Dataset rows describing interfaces
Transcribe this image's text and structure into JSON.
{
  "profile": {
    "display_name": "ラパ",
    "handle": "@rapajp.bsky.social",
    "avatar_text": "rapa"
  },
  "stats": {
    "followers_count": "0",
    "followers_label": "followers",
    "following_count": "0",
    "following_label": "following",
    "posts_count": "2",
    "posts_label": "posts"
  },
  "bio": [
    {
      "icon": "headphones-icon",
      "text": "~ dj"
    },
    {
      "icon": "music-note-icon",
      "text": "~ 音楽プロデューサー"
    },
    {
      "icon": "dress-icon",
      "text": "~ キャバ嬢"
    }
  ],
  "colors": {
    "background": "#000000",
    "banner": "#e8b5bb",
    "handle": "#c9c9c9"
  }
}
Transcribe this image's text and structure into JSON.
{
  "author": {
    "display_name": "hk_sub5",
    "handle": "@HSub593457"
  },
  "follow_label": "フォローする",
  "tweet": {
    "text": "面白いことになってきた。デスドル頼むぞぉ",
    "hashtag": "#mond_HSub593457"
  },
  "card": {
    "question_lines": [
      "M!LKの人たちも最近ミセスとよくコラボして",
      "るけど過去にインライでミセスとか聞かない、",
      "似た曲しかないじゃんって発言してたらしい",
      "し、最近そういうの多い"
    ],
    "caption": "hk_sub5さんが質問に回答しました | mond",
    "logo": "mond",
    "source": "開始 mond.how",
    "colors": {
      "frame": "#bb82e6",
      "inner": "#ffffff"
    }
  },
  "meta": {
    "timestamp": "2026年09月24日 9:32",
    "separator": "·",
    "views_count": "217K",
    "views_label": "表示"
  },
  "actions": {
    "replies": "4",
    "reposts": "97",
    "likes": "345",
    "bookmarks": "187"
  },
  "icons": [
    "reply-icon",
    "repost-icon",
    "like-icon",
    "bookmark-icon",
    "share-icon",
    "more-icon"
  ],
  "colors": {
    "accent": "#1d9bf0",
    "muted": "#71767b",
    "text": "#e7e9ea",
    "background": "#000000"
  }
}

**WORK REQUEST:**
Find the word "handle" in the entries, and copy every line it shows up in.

**SOLUTION TO THE PROBLEM:**
    "handle": "@rapajp.bsky.social",
    "handle": "#c9c9c9"
    "handle": "@HSub593457"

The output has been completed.